- Meet with medical societies and other key players who can positively influence providers to participate in the program.
- Face-to-face communication with providers (both PCPs and practice staff) is key to good state-provider relations.
- Set expectations for providers from the beginning; make clear that this is not just another fee-for-service program.
- Do your homework in communities before beginning to recruit providers: physically inspect offices and meet with all practice staff.
- It is critical for state staff to support providers on an ongoing basis, to take their concerns seriously, and to develop new ways to better serve them.
- Allow providers to police themselves; second-guessing their decisions does not work. The state's job is to provide the tools to facilitate that process (e.g., utilization review, provider profiling, information on best practices) and to work with outliers to get their practices in line with state expectations.

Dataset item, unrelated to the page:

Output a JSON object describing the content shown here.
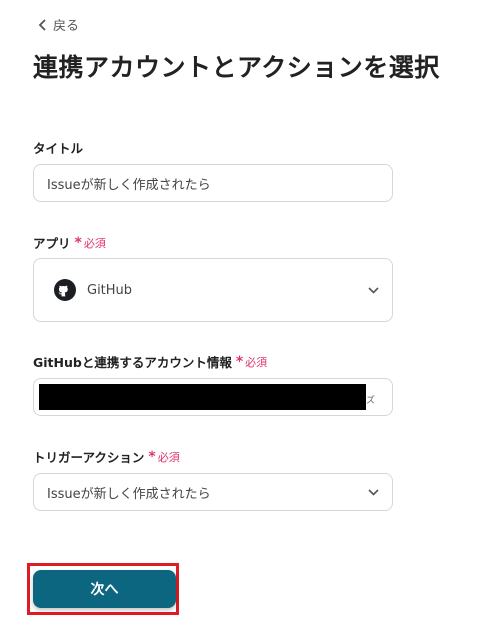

- Work with providers to modify inappropriate patient behaviors (e.g., emergency room use).